This year, Bible Study Fellowship (BSF) is going through the book of Revelation.
I can hear the sighs now. So many people have reservations about this highly controversial, heavily debated books. I grew up in the Left Behind era. We were inundated with debates about the plagues, whether the rapture would be “pre” or “post” (before or after the “tribulation”), or whether it was even in the Bible at all. Everybody had pet theories about who the anti-Christ was and what Babylon meant and when it was all going to go down. The end result was that a lot of people, like me, were sick of it all. Revelation, conveniently relegated to the end of the Bible, was equally conveniently relegated to the end of my Bible reading. Permanently. I would rather have read Amos three times a year than dig into the apocalyptic miasma of Revelation.
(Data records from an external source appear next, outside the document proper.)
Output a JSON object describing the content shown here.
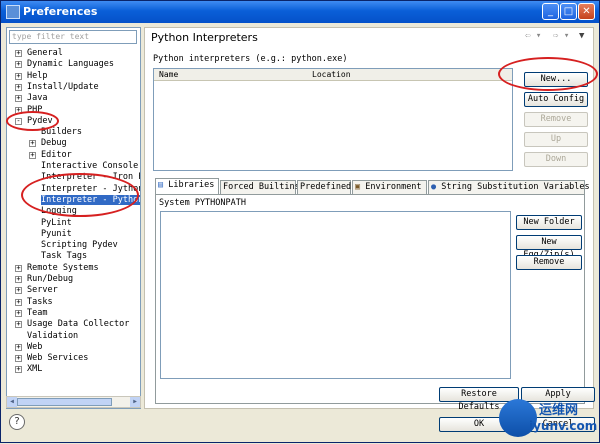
{
  "window": {
    "title": "Preferences"
  },
  "sidebar": {
    "filter_placeholder": "type filter text",
    "items": [
      {
        "label": "General",
        "exp": "+"
      },
      {
        "label": "Dynamic Languages",
        "exp": "+"
      },
      {
        "label": "Help",
        "exp": "+"
      },
      {
        "label": "Install/Update",
        "exp": "+"
      },
      {
        "label": "Java",
        "exp": "+"
      },
      {
        "label": "PHP",
        "exp": "+"
      },
      {
        "label": "Pydev",
        "exp": "−"
      },
      {
        "label": "Builders",
        "exp": ""
      },
      {
        "label": "Debug",
        "exp": "+"
      },
      {
        "label": "Editor",
        "exp": "+"
      },
      {
        "label": "Interactive Console",
        "exp": ""
      },
      {
        "label": "Interpreter - Iron Py",
        "exp": ""
      },
      {
        "label": "Interpreter - Jython",
        "exp": ""
      },
      {
        "label": "Interpreter - Python",
        "exp": ""
      },
      {
        "label": "Logging",
        "exp": ""
      },
      {
        "label": "PyLint",
        "exp": ""
      },
      {
        "label": "Pyunit",
        "exp": ""
      },
      {
        "label": "Scripting Pydev",
        "exp": ""
      },
      {
        "label": "Task Tags",
        "exp": ""
      },
      {
        "label": "Remote Systems",
        "exp": "+"
      },
      {
        "label": "Run/Debug",
        "exp": "+"
      },
      {
        "label": "Server",
        "exp": "+"
      },
      {
        "label": "Tasks",
        "exp": "+"
      },
      {
        "label": "Team",
        "exp": "+"
      },
      {
        "label": "Usage Data Collector",
        "exp": "+"
      },
      {
        "label": "Validation",
        "exp": ""
      },
      {
        "label": "Web",
        "exp": "+"
      },
      {
        "label": "Web Services",
        "exp": "+"
      },
      {
        "label": "XML",
        "exp": "+"
      }
    ]
  },
  "main": {
    "title": "Python Interpreters",
    "interpreters_label": "Python interpreters (e.g.: python.exe)",
    "col_name": "Name",
    "col_location": "Location",
    "buttons": {
      "new": "New...",
      "auto_config": "Auto Config",
      "remove": "Remove",
      "up": "Up",
      "down": "Down"
    },
    "tabs": [
      "Libraries",
      "Forced Builtins",
      "Predefined",
      "Environment",
      "String Substitution Variables"
    ],
    "system_path_label": "System PYTHONPATH",
    "lib_buttons": {
      "new_folder": "New Folder",
      "new_egg": "New Egg/Zip(s)",
      "remove": "Remove"
    },
    "restore_defaults": "Restore Defaults",
    "apply": "Apply"
  },
  "footer": {
    "ok": "OK",
    "cancel": "Cancel"
  },
  "watermark": {
    "line1": "运维网",
    "line2": "iyunv.com"
  },
  "colors": {
    "selection": "#316ac5",
    "titlebar": "#0a5fd8",
    "annotation": "#d62020"
  }
}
Getting to BSF was a challenge. I had a host of excuses and thought I’d better just wait till next year when we are doing the fairly safe book of John. John is about Jesus. I like Jesus. But most of all it’s about the past, so it’s hard to argue about what civilization Rome represents or what Jerusalem means. One day, however, all my excuses had run out. I had to go.
What a ride it has been. Never once have we been asked to predict the future. In fact, it doesn’t even seem like that’s what the book is about. I mean of course it is, in a way. But it is about Jesus, and the Father, and the people, and His church, and how hard life is, and how good God is.
It is about suffering. Mercy. Forgiveness. Justice. Patience. Judgement. Hope.
It’s about a God who created a beautiful world of light and music and dancing, with good food and beautiful places, and marvelous creatures, and then filled it with people who could enjoy and appreciate it with him. It’s about people who chose to worship and adore and desire those beautiful things rather than the Giver of those things. It’s about a Father who waited patiently, telling his children over and over again that the pretty lights and shiny toys wouldn’t last, and that those things couldn’t love them or satisfy them; Who withheld punishment until there was no hope left, and no other alternative.
And finally He takes it all away.
And those who loved Him and understood that they could appreciate and rejoice in the beauty and the music and the dancing as the gifts of a great and loving Father were given a place to be with their truest Love forever, in the presence of the undiluted glory itself.
And those who loved only the things, and themselves, and who twisted these things and called them better or right or true, and forgot about the greatest Love that first made those things, lost them forever.
It is the story of a Father and his children. It is a call to all those children to appreciate the beauty of the world, but love only the Creator of them.